#### [Extracted entries]
^^^^
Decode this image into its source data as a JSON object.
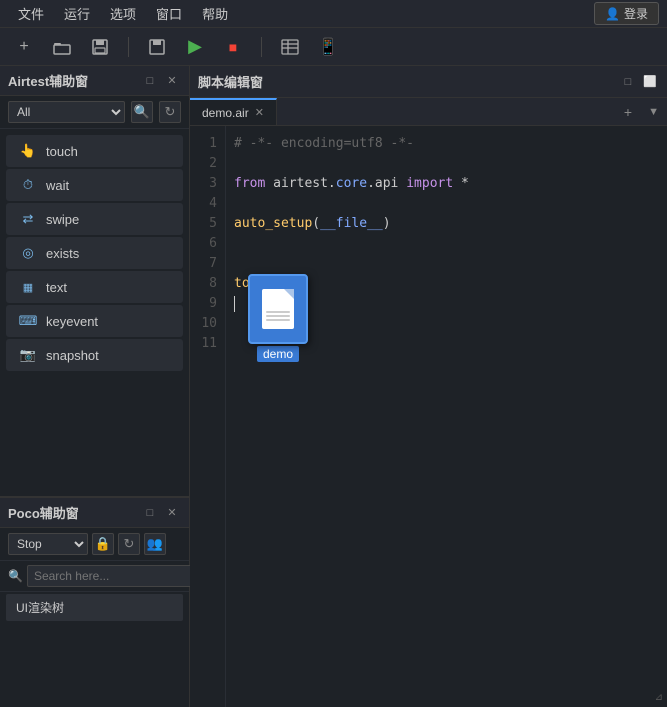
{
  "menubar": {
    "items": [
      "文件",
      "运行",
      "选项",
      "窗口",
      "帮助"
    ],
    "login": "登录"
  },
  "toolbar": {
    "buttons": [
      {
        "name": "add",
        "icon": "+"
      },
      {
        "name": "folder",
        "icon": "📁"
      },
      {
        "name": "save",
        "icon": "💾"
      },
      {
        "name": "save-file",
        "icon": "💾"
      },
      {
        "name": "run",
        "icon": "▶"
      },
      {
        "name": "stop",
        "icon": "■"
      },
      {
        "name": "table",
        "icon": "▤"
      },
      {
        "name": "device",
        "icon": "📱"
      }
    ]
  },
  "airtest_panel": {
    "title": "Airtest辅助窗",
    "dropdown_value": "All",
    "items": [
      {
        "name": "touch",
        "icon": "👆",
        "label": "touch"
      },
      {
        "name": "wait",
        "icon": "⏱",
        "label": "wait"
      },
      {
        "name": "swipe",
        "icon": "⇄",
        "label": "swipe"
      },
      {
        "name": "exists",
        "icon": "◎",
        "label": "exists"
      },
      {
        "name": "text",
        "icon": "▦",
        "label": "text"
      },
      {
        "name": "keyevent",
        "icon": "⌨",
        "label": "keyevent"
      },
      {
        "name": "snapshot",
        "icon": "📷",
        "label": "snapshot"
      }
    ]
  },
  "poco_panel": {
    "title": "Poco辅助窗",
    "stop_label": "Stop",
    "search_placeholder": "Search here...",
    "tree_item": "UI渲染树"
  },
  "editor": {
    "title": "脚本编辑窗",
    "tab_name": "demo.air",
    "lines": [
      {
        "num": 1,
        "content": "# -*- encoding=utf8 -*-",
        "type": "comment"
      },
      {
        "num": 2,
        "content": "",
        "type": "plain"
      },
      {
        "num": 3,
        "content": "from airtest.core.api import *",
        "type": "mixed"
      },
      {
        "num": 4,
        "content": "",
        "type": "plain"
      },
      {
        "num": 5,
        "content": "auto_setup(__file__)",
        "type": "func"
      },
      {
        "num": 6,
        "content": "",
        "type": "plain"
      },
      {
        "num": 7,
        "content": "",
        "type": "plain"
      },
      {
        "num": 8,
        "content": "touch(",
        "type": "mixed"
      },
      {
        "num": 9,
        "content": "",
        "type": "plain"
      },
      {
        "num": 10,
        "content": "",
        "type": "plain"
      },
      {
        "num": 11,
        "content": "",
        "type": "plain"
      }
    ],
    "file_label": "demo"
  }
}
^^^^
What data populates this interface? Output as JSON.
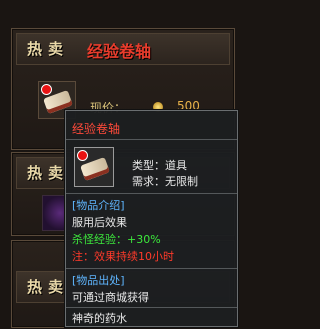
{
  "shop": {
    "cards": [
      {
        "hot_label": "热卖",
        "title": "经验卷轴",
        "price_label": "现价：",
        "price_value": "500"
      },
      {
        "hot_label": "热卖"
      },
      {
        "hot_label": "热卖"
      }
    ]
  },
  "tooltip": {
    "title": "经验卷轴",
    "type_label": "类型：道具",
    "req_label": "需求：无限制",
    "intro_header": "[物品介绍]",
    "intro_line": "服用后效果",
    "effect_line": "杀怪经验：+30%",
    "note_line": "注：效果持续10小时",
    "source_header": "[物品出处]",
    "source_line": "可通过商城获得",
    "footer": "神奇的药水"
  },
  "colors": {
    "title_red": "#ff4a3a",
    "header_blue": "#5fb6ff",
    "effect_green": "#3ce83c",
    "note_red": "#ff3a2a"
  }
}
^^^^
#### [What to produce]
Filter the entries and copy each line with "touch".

#### [Reply]
        "name": "touch",
        "label": "touch"
        "content": "touch(",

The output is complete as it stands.